PROBLEM TO SOLVE:
I'd like the entries repeated exactly, pictures omitted.

RECORDS FOR THIS EXERCISE:
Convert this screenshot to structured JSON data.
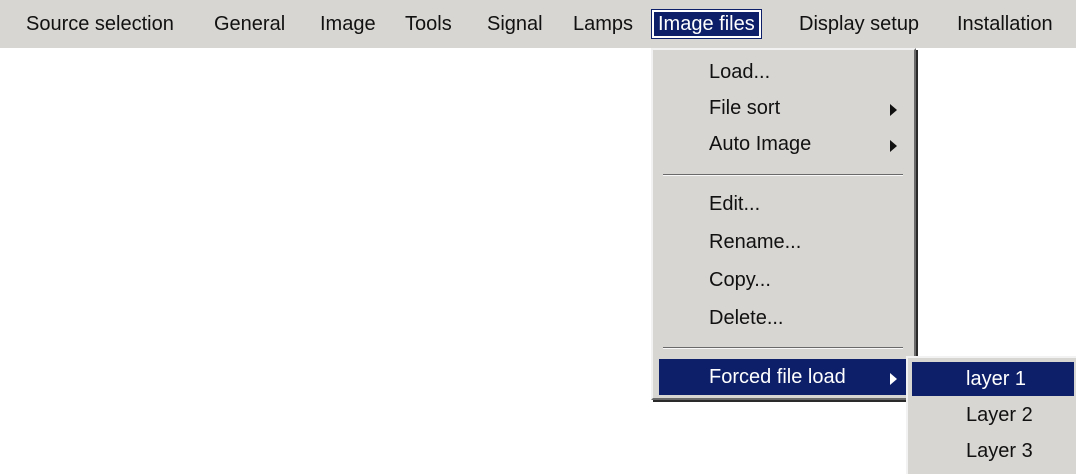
{
  "menubar": {
    "items": [
      {
        "label": "Source selection"
      },
      {
        "label": "General"
      },
      {
        "label": "Image"
      },
      {
        "label": "Tools"
      },
      {
        "label": "Signal"
      },
      {
        "label": "Lamps"
      },
      {
        "label": "Image files",
        "active": true
      },
      {
        "label": "Display setup"
      },
      {
        "label": "Installation"
      }
    ]
  },
  "image_files_menu": {
    "items": [
      {
        "label": "Load..."
      },
      {
        "label": "File sort",
        "has_submenu": true
      },
      {
        "label": "Auto Image",
        "has_submenu": true
      },
      {
        "label": "Edit..."
      },
      {
        "label": "Rename..."
      },
      {
        "label": "Copy..."
      },
      {
        "label": "Delete..."
      },
      {
        "label": "Forced file load",
        "has_submenu": true,
        "highlighted": true
      }
    ]
  },
  "forced_file_load_submenu": {
    "items": [
      {
        "label": "layer 1",
        "highlighted": true
      },
      {
        "label": "Layer 2"
      },
      {
        "label": "Layer 3"
      }
    ]
  },
  "colors": {
    "menu_background": "#d8d6d2",
    "highlight": "#0d1f68",
    "highlight_text": "#ffffff",
    "text": "#111111",
    "page_background": "#ffffff"
  }
}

OUTPUT FOR THIS EXERCISE:
Convert this screenshot to structured JSON data.
{
  "menubar": {
    "items": [
      {
        "label": "Source selection"
      },
      {
        "label": "General"
      },
      {
        "label": "Image"
      },
      {
        "label": "Tools"
      },
      {
        "label": "Signal"
      },
      {
        "label": "Lamps"
      },
      {
        "label": "Image files",
        "active": true
      },
      {
        "label": "Display setup"
      },
      {
        "label": "Installation"
      }
    ]
  },
  "image_files_menu": {
    "items": [
      {
        "label": "Load..."
      },
      {
        "label": "File sort",
        "has_submenu": true
      },
      {
        "label": "Auto Image",
        "has_submenu": true
      },
      {
        "label": "Edit..."
      },
      {
        "label": "Rename..."
      },
      {
        "label": "Copy..."
      },
      {
        "label": "Delete..."
      },
      {
        "label": "Forced file load",
        "has_submenu": true,
        "highlighted": true
      }
    ]
  },
  "forced_file_load_submenu": {
    "items": [
      {
        "label": "layer 1",
        "highlighted": true
      },
      {
        "label": "Layer 2"
      },
      {
        "label": "Layer 3"
      }
    ]
  },
  "colors": {
    "menu_background": "#d8d6d2",
    "highlight": "#0d1f68",
    "highlight_text": "#ffffff",
    "text": "#111111",
    "page_background": "#ffffff"
  }
}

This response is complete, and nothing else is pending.